Low birth weight in Papua New Guinea is a killer. Help us research what is causing low birth weight in PNG so that we can stop it.
Pregnant women are infected by specific variants of Plasmodium falciparum that adhere and accumulate in the placenta. Using serological and molecular approaches, we assessed the global antigenic diversity of surface antigens expressed by placenta-binding isolates to better understand immunity to malaria in pregnancy and evolution of polymorphisms and to inform vaccine development. We found that placenta-binding isolates originating from all major regions where malaria occurs were commonly recognized by antibodies in different populations of pregnant women. There was substantial antigenic overlap and sharing of epitopes between isolates, including isolates from distant geographic locations, suggesting that there are limitations to antigenic diversity; however, differences between populations and isolates were also seen.

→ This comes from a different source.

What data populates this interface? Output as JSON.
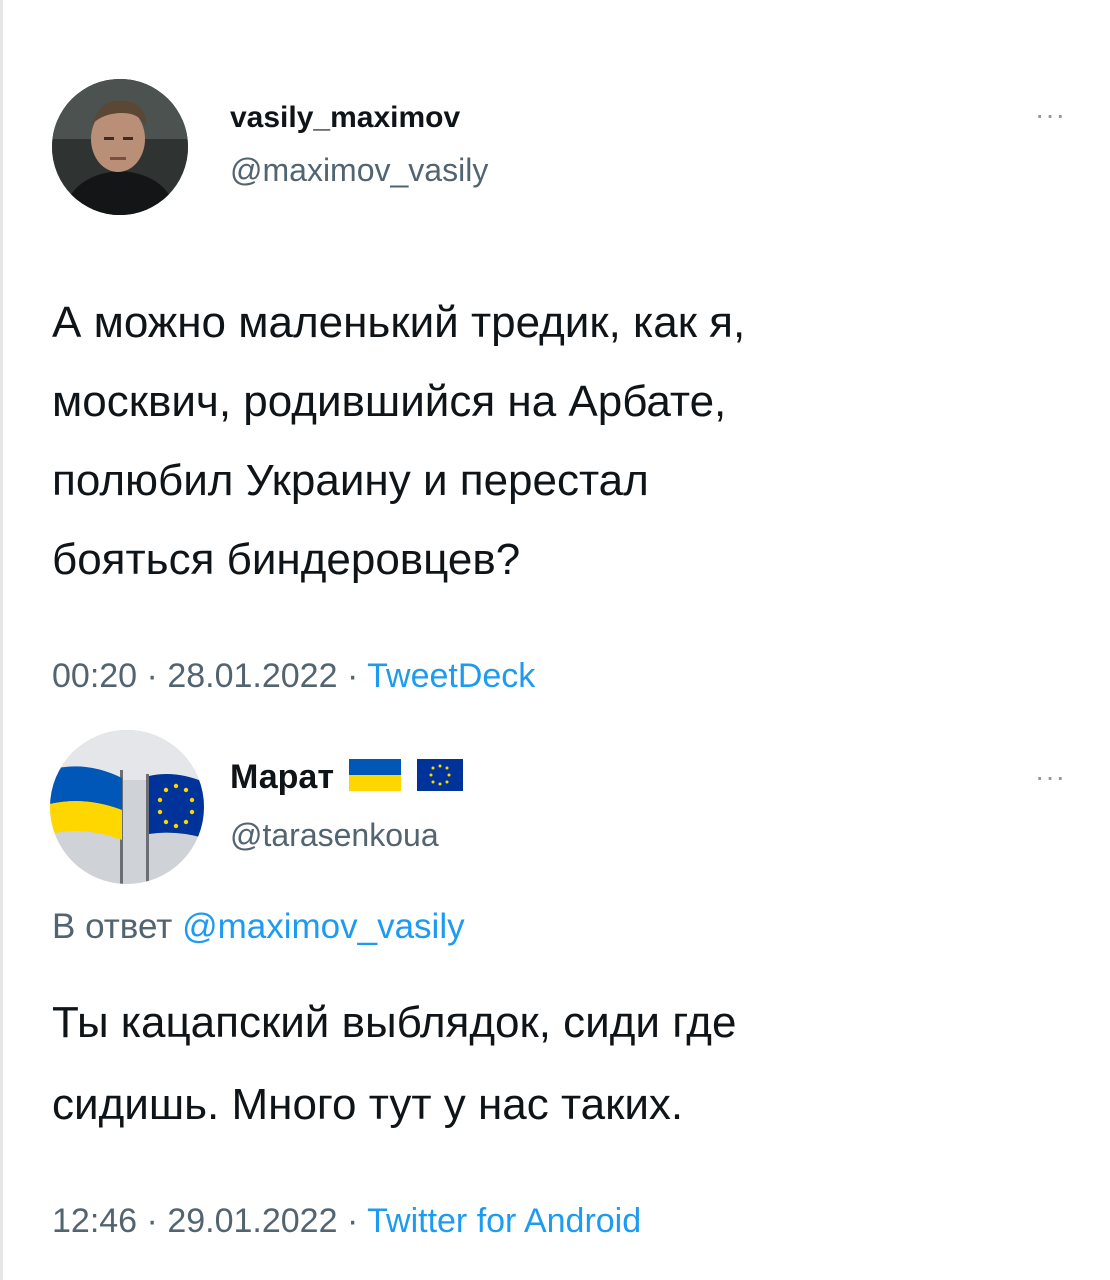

Many women had cross-reactive antibodies and/or a broad repertoire of antibodies to different isolates. Studying VAR2CSA as the major antigen expressed by placenta-binding isolates, we identified antibody epitopes encoded by variable sequence blocks in the DBL3 domain. Analysis of global var2csa DBL3 sequences demonstrated that there was extensive sharing of variable blocks between Africa, Asia, Papua New Guinea, and Latin America, which likely contributes to the high level of antigenic overlap between different isolates. However, there was also evidence of geographic clustering of sequences and differences in VAR2CSA sequences between populations. The results indicate that there is limited antigenic diversity in placenta-binding isolates and may explain why immunity to malaria in pregnancy can be achieved after exposure during one pregnancy. Inclusion of a limited number of variants in a candidate vaccine may be sufficient for broad population coverage, but geographic considerations may also have to be included in vaccine design.